In an increasingly digital world, cybersecurity is a significant – and relevant – threat to individuals and companies alike. Cybercriminals are constantly devising new ways to steal information for personal gain through exploitation or ransom demands.
It’s become unfortunately commonplace to hear tales of drained checking accounts, leaked photos, and private documents being published to the masses. In this post-pandemic era, the move to hybrid and remote work dynamics has tempted nefarious actors even more. In 2021, the average instance of data breaches and cyberattacks rose more than 15% year over year.
Vulnerability and Attacks Targeting the Water System
It’s not uncommon to receive emails or notifications from banking institutions alerting customers of new security threats, particularly phishing tactics. What is unique is hearing from some of the most prominent government institutions – including the FBI, the NSA (National Security Agency), the EPA (Environmental Protection Agency), and the CISA (Cybersecurity and Infrastructure Security Agency) – with a very specific warning: the water and wastewater systems across the US are the target of criminals.
The catalyst for this was a 2021 incident you may not have even heard of. A water treatment plant in Oldsmar, Florida, had its systems breached, and hackers attempted to poison the water supply in this 15,000-person town. The hacker tried to make changes to the levels of sodium hydroxide (also known as lye or caustic soda), increasing the concentration to highly toxic levels.
Users access operational systems in the Oldsmar facility online through a software platform. While the platform should have been segregated from the internet-connected IT network, criminals were able to gain access and control an administrator’s mouse remotely to make changes to the settings. Thankfully, a user spotted the mouse movement and alerted authorities, saving the health and livelihood of those depending on the Oldsmar system’s water.
Unique Security Challenges
While cybersecurity challenges are present throughout the utility sector, the water industry is particularly vulnerable. Having long ago identified the need for a unified approach to security, FERC and NERC have developed a standardized set of rules for securing the electric grid. After the Colonial Pipeline attack last year, the oil and gas industry has also taken note, tightening security. A new set of regulations are rumored to be announced this year.

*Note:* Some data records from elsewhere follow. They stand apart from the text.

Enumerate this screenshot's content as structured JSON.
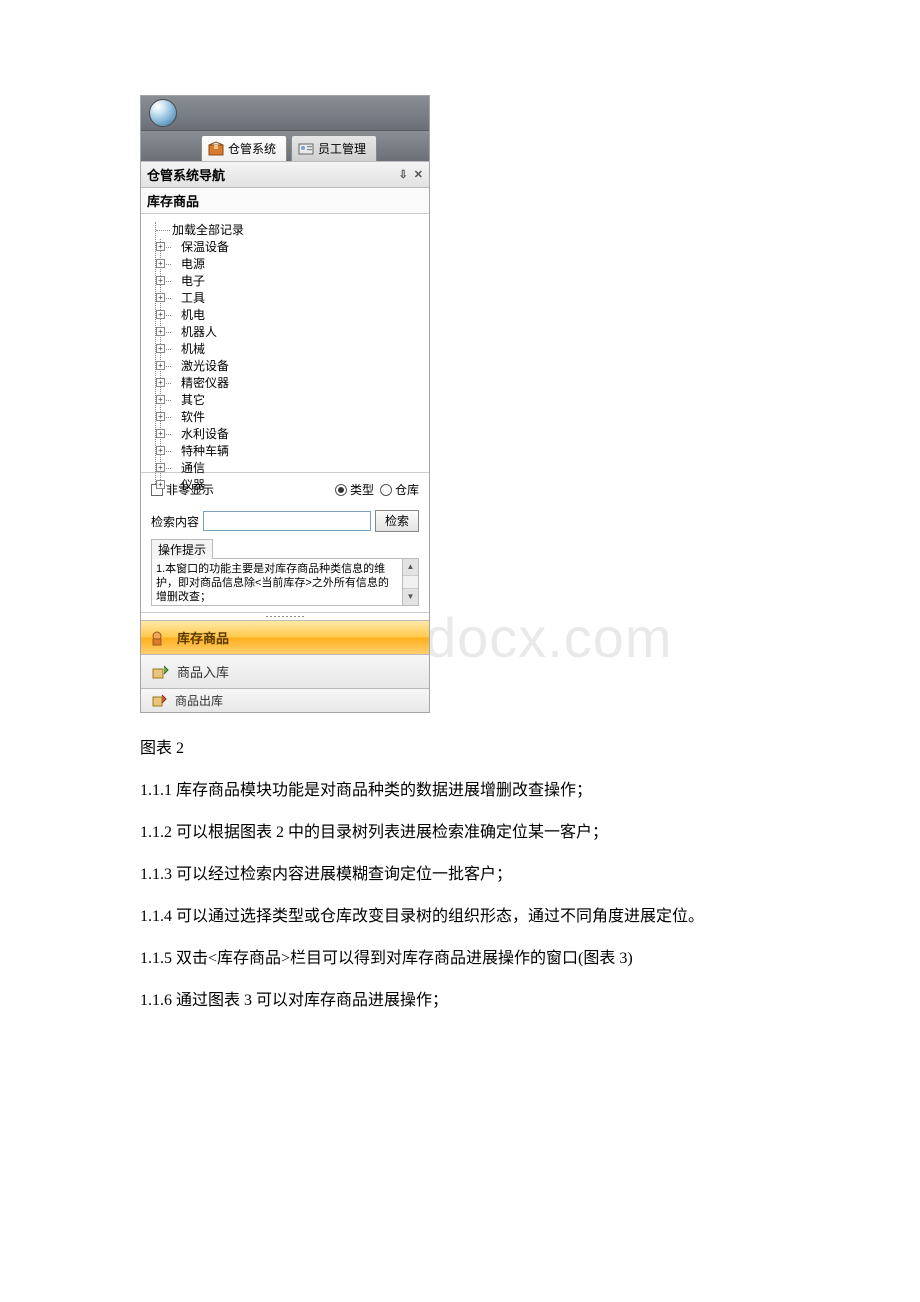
{
  "ribbon": {
    "tab1": "仓管系统",
    "tab2": "员工管理"
  },
  "nav": {
    "title": "仓管系统导航",
    "pin_glyph": "⇩",
    "close_glyph": "✕",
    "section": "库存商品"
  },
  "tree": {
    "root": "加载全部记录",
    "items": [
      "保温设备",
      "电源",
      "电子",
      "工具",
      "机电",
      "机器人",
      "机械",
      "激光设备",
      "精密仪器",
      "其它",
      "软件",
      "水利设备",
      "特种车辆",
      "通信",
      "仪器"
    ]
  },
  "filters": {
    "nonzero": "非零显示",
    "type": "类型",
    "warehouse": "仓库"
  },
  "search": {
    "label": "检索内容",
    "button": "检索"
  },
  "tips": {
    "label": "操作提示",
    "text": "1.本窗口的功能主要是对库存商品种类信息的维护，即对商品信息除<当前库存>之外所有信息的增删改查；"
  },
  "navbar": {
    "item1": "库存商品",
    "item2": "商品入库",
    "item3": "商品出库"
  },
  "watermark": "www.bdocx.com",
  "doc": {
    "caption": "图表 2",
    "p1": "1.1.1 库存商品模块功能是对商品种类的数据进展增删改查操作；",
    "p2": "1.1.2 可以根据图表 2 中的目录树列表进展检索准确定位某一客户；",
    "p3": "1.1.3 可以经过检索内容进展模糊查询定位一批客户；",
    "p4": "1.1.4 可以通过选择类型或仓库改变目录树的组织形态，通过不同角度进展定位。",
    "p5": "1.1.5 双击<库存商品>栏目可以得到对库存商品进展操作的窗口(图表 3)",
    "p6": "1.1.6 通过图表 3 可以对库存商品进展操作；"
  }
}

That leaves the water industry particularly vulnerable. The same level of regulation and unified authority doesn’t apply to water utilities, and the disparate nature of system implementation leaves many potential security gaps. Cybersecurity practices are antiquated in many parts of the country, with weaker identity monitoring and access management tools.
A 2019 report issued by the AWWA (American Water Works Association) dubbed cyberrisk a paramount risk facing critical infrastructure. They identified insufficient human, technological, and financial resources as top barriers to comprehensive security measures and robust defenses.
Given the potential impact on the population, hackers have the upper hand when breaching frontline security. As such, ransomware is a go-to tactic, exploiting these vulnerabilities in exchange for sizeable payments. Reports indicate that ransomware attacks on the water utility industry are increasing, putting individuals across the country at risk.